Items from an interface collection

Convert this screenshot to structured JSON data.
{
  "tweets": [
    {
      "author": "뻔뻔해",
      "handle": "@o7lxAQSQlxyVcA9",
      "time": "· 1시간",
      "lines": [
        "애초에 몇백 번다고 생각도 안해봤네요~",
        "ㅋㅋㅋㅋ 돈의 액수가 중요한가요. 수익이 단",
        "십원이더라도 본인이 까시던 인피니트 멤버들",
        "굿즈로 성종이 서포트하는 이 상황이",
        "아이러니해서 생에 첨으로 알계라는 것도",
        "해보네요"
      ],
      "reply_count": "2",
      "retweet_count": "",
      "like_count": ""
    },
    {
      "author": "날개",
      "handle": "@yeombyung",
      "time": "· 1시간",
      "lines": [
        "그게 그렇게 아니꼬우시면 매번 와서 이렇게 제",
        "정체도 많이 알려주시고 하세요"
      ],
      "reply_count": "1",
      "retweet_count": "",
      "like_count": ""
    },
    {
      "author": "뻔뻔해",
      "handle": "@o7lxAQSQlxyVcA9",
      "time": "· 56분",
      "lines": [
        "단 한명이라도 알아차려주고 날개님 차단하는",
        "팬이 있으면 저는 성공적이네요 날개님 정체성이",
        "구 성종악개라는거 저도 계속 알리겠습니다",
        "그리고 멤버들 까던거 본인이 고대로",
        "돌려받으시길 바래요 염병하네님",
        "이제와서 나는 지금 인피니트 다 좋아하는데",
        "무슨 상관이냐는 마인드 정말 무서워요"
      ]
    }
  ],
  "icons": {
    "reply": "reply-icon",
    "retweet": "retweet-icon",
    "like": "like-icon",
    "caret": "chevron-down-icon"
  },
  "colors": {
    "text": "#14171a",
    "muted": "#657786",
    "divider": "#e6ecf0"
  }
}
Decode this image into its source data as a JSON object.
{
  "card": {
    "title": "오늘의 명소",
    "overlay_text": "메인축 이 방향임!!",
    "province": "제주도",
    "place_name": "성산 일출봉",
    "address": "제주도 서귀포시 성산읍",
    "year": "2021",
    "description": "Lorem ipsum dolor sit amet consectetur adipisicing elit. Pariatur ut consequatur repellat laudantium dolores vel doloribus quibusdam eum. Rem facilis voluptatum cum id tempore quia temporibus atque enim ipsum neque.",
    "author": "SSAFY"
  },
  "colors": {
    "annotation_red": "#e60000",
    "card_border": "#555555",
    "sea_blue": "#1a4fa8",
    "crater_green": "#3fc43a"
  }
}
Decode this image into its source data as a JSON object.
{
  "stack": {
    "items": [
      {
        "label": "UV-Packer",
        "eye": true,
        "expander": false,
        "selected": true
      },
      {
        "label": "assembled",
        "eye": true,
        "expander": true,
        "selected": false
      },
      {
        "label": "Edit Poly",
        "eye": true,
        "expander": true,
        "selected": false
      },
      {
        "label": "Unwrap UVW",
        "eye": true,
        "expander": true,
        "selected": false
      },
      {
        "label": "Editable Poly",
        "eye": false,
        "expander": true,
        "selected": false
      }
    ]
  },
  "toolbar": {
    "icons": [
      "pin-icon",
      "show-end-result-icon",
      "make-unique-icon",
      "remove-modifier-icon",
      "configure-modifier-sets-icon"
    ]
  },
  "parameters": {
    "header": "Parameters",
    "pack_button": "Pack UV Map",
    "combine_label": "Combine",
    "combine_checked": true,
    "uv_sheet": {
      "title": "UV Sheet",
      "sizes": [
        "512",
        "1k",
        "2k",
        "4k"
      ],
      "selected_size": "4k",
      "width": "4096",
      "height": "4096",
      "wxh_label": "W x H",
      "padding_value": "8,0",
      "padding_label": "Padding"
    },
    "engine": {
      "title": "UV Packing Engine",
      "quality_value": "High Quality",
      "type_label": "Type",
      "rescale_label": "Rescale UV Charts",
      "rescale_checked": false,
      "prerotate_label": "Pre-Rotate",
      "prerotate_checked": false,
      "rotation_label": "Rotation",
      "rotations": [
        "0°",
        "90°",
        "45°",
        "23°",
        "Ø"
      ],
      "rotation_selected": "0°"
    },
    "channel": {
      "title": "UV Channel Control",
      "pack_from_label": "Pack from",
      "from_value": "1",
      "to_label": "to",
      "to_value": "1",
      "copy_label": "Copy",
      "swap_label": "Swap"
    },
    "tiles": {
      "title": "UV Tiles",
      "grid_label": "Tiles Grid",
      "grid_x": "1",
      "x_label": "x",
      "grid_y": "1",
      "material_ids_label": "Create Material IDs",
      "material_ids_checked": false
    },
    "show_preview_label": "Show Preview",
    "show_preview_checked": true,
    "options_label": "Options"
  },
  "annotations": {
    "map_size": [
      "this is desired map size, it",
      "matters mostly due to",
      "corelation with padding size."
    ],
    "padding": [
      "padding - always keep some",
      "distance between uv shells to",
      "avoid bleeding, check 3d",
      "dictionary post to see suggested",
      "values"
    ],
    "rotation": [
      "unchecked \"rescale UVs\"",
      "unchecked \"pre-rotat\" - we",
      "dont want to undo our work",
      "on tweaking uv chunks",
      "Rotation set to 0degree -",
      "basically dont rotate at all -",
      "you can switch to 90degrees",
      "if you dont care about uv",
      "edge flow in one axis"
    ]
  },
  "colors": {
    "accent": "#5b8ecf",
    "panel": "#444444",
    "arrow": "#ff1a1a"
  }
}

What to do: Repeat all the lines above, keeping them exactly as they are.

Expected output:
Convert this screenshot to structured JSON data.
{
  "tweets": [
    {
      "author": "뻔뻔해",
      "handle": "@o7lxAQSQlxyVcA9",
      "time": "· 1시간",
      "lines": [
        "애초에 몇백 번다고 생각도 안해봤네요~",
        "ㅋㅋㅋㅋ 돈의 액수가 중요한가요. 수익이 단",
        "십원이더라도 본인이 까시던 인피니트 멤버들",
        "굿즈로 성종이 서포트하는 이 상황이",
        "아이러니해서 생에 첨으로 알계라는 것도",
        "해보네요"
      ],
      "reply_count": "2",
      "retweet_count": "",
      "like_count": ""
    },
    {
      "author": "날개",
      "handle": "@yeombyung",
      "time": "· 1시간",
      "lines": [
        "그게 그렇게 아니꼬우시면 매번 와서 이렇게 제",
        "정체도 많이 알려주시고 하세요"
      ],
      "reply_count": "1",
      "retweet_count": "",
      "like_count": ""
    },
    {
      "author": "뻔뻔해",
      "handle": "@o7lxAQSQlxyVcA9",
      "time": "· 56분",
      "lines": [
        "단 한명이라도 알아차려주고 날개님 차단하는",
        "팬이 있으면 저는 성공적이네요 날개님 정체성이",
        "구 성종악개라는거 저도 계속 알리겠습니다",
        "그리고 멤버들 까던거 본인이 고대로",
        "돌려받으시길 바래요 염병하네님",
        "이제와서 나는 지금 인피니트 다 좋아하는데",
        "무슨 상관이냐는 마인드 정말 무서워요"
      ]
    }
  ],
  "icons": {
    "reply": "reply-icon",
    "retweet": "retweet-icon",
    "like": "like-icon",
    "caret": "chevron-down-icon"
  },
  "colors": {
    "text": "#14171a",
    "muted": "#657786",
    "divider": "#e6ecf0"
  }
}
Decode this image into its source data as a JSON object.
{
  "card": {
    "title": "오늘의 명소",
    "overlay_text": "메인축 이 방향임!!",
    "province": "제주도",
    "place_name": "성산 일출봉",
    "address": "제주도 서귀포시 성산읍",
    "year": "2021",
    "description": "Lorem ipsum dolor sit amet consectetur adipisicing elit. Pariatur ut consequatur repellat laudantium dolores vel doloribus quibusdam eum. Rem facilis voluptatum cum id tempore quia temporibus atque enim ipsum neque.",
    "author": "SSAFY"
  },
  "colors": {
    "annotation_red": "#e60000",
    "card_border": "#555555",
    "sea_blue": "#1a4fa8",
    "crater_green": "#3fc43a"
  }
}
Decode this image into its source data as a JSON object.
{
  "stack": {
    "items": [
      {
        "label": "UV-Packer",
        "eye": true,
        "expander": false,
        "selected": true
      },
      {
        "label": "assembled",
        "eye": true,
        "expander": true,
        "selected": false
      },
      {
        "label": "Edit Poly",
        "eye": true,
        "expander": true,
        "selected": false
      },
      {
        "label": "Unwrap UVW",
        "eye": true,
        "expander": true,
        "selected": false
      },
      {
        "label": "Editable Poly",
        "eye": false,
        "expander": true,
        "selected": false
      }
    ]
  },
  "toolbar": {
    "icons": [
      "pin-icon",
      "show-end-result-icon",
      "make-unique-icon",
      "remove-modifier-icon",
      "configure-modifier-sets-icon"
    ]
  },
  "parameters": {
    "header": "Parameters",
    "pack_button": "Pack UV Map",
    "combine_label": "Combine",
    "combine_checked": true,
    "uv_sheet": {
      "title": "UV Sheet",
      "sizes": [
        "512",
        "1k",
        "2k",
        "4k"
      ],
      "selected_size": "4k",
      "width": "4096",
      "height": "4096",
      "wxh_label": "W x H",
      "padding_value": "8,0",
      "padding_label": "Padding"
    },
    "engine": {
      "title": "UV Packing Engine",
      "quality_value": "High Quality",
      "type_label": "Type",
      "rescale_label": "Rescale UV Charts",
      "rescale_checked": false,
      "prerotate_label": "Pre-Rotate",
      "prerotate_checked": false,
      "rotation_label": "Rotation",
      "rotations": [
        "0°",
        "90°",
        "45°",
        "23°",
        "Ø"
      ],
      "rotation_selected": "0°"
    },
    "channel": {
      "title": "UV Channel Control",
      "pack_from_label": "Pack from",
      "from_value": "1",
      "to_label": "to",
      "to_value": "1",
      "copy_label": "Copy",
      "swap_label": "Swap"
    },
    "tiles": {
      "title": "UV Tiles",
      "grid_label": "Tiles Grid",
      "grid_x": "1",
      "x_label": "x",
      "grid_y": "1",
      "material_ids_label": "Create Material IDs",
      "material_ids_checked": false
    },
    "show_preview_label": "Show Preview",
    "show_preview_checked": true,
    "options_label": "Options"
  },
  "annotations": {
    "map_size": [
      "this is desired map size, it",
      "matters mostly due to",
      "corelation with padding size."
    ],
    "padding": [
      "padding - always keep some",
      "distance between uv shells to",
      "avoid bleeding, check 3d",
      "dictionary post to see suggested",
      "values"
    ],
    "rotation": [
      "unchecked \"rescale UVs\"",
      "unchecked \"pre-rotat\" - we",
      "dont want to undo our work",
      "on tweaking uv chunks",
      "Rotation set to 0degree -",
      "basically dont rotate at all -",
      "you can switch to 90degrees",
      "if you dont care about uv",
      "edge flow in one axis"
    ]
  },
  "colors": {
    "accent": "#5b8ecf",
    "panel": "#444444",
    "arrow": "#ff1a1a"
  }
}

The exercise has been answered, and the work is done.